Kris Faafoi says the Government is looking for ways to speed up visa processing, the Immigration Minister saying a "perfect storm" is behind recent delays that have left families split apart.
Protesters gathered outside Parliament on Thursday demanding answers. Some told Newshub they hadn't seen family members for more than a year, after arriving in New Zealand before the borders were shut to keep out COVID-19.
One woman said while her newborn son is a resident, having been born here, she can't get her residency sorted out.
"There are delays, certainly with the skilled migrant category," Faafoi told The AM Show on Friday.

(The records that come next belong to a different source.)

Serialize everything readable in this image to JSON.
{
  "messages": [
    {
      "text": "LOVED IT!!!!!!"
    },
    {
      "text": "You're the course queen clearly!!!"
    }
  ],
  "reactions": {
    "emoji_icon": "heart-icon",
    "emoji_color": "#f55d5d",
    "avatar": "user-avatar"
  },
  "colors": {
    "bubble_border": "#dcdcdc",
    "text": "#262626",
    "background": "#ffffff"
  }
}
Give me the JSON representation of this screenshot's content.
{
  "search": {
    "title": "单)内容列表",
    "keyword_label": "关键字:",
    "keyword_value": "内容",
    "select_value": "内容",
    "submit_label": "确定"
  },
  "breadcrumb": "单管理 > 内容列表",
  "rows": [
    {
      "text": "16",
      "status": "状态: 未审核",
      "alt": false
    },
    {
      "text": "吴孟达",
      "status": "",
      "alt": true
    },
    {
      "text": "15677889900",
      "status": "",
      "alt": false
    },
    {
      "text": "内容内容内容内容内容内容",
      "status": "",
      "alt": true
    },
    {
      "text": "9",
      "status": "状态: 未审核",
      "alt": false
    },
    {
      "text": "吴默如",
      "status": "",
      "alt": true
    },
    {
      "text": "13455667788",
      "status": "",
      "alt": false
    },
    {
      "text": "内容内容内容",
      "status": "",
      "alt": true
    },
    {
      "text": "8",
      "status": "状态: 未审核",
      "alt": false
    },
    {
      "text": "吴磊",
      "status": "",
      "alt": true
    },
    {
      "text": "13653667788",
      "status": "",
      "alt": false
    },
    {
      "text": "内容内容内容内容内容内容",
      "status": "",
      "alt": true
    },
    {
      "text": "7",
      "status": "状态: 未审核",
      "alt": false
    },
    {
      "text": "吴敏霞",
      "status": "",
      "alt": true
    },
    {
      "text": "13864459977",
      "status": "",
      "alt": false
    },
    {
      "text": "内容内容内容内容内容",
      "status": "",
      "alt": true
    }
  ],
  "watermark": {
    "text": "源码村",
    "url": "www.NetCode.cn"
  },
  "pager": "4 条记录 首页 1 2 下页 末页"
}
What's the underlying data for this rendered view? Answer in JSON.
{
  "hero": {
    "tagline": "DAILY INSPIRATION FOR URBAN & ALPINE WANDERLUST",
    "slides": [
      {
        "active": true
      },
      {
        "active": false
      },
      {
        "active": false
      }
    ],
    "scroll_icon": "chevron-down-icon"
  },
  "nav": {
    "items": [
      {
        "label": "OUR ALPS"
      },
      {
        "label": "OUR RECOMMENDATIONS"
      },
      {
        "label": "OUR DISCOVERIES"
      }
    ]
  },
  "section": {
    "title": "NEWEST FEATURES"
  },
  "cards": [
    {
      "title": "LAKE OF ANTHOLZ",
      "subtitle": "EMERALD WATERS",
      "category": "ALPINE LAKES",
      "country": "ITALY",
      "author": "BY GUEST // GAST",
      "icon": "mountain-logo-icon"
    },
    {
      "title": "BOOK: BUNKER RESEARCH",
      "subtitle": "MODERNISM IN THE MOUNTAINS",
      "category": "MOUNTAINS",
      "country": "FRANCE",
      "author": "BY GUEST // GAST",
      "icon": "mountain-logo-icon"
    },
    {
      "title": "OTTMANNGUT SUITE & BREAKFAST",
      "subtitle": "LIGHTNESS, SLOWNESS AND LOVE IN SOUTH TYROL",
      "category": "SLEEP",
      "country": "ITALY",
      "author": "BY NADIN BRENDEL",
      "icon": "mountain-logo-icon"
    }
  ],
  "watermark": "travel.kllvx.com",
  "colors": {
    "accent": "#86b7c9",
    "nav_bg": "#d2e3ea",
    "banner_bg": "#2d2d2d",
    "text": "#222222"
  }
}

"We've been saying for some time demand in that category is well above forecast. Also in terms of simple processing, a lot of the staff at Immigration NZ that would normally do those applications have been taken up with the consideration of border exceptions. We've let 13,000 people into the country since we closed the border to make sure that we keep the economy ticking, so that is going to take some time too.
"The issue with the likes of skilled migrant category applications is they aren't rubber-stamped - they are very involved, and we've got to make sure that everyone ticks all the boxes. So there are delays, we apologise for that. But we've got to make sure we've got capacity to process some of the border exception applications that are coming through."

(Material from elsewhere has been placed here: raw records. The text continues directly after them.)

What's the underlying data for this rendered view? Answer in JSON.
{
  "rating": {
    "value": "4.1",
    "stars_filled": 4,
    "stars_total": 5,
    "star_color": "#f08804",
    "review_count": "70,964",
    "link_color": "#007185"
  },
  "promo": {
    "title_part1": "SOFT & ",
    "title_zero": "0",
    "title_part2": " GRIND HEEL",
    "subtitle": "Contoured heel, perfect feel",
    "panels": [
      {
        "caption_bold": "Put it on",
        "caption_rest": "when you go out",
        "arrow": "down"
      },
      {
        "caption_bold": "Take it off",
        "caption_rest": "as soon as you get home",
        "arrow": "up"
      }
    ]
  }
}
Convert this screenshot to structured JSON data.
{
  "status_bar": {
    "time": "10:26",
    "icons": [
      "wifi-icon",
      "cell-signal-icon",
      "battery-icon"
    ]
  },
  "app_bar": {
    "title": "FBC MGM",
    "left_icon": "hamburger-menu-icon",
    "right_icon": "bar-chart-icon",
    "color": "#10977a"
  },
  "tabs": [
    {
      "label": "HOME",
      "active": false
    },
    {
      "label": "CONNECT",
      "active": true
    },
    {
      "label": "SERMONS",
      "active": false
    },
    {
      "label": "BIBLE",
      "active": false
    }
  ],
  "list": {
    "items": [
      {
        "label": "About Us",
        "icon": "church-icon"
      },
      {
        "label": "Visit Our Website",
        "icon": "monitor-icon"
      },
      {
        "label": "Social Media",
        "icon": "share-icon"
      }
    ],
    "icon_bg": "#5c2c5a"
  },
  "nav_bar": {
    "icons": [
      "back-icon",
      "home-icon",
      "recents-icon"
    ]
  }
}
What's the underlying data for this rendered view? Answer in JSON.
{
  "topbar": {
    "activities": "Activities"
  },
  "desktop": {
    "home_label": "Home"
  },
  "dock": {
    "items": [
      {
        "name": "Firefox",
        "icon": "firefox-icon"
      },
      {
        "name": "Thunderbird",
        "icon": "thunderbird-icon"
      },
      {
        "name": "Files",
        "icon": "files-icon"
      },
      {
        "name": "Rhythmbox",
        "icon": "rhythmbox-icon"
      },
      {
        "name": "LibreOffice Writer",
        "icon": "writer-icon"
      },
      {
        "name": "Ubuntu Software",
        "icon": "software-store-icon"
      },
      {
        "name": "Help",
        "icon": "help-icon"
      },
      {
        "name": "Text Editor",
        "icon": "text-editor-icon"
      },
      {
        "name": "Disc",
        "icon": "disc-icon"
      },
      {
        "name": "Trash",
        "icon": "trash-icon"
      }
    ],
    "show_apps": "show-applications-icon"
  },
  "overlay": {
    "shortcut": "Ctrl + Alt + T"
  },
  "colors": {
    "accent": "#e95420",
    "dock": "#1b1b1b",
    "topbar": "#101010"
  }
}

Asked how much blame could be placed on COVID-19, Faafoi said it was a "perfect storm", and the pandemic has "certainly exacerbated some issues we've had".
"We are looking at ways how we can make those processes faster."
Faafoi took exception to Newshub calling the protest at Parliament - which he addressed - a "faceoff".
"I appreciate their right to come and have their voices heard. We made sure that we did front up to them... we respectfully went there and listened to what they had to say.
"It is very difficult. The year before the borders closed we had around 7 million arrivals into New Zealand - since we've closed the borders, in 14 months we've been able to bring in about 226,000. There aren't many families, communities or sectors that haven't been affected by the border closures, but it is our main weapon at the moment to make sure we can keep COVID out."
Immigration NZ is part of the Ministry of Business, Innovation and Employment, which added 534 staff in the year to June 30, 2020, the most recent date for which data is available. The reason given was "increased funding for immigration intelligence, compliance and investigations".
Asked if it was cruel to keep families separated, Faafoi said it was kind not to expose Kiwis to COVID-19, which has killed millions around the world.
"We've always prioritised making sure that we keep New Zealanders safe from COVID, and we have to take pretty extreme measures to do that. We're not alone - the likes of the UK, Singapore, Korea, Taiwan are all doing similar things in terms of restricting those who can come in and out of their country, and that is keeping us all safe."
National MP Erica Stanford told Newshub Faafoi's response on Thursday was "empty rhetoric".
"He is refusing to reunite split migrant families, sort out the residence backlog, or to grant work visas to dependent children of migrant parents while they wait for their families residence applications to be processed."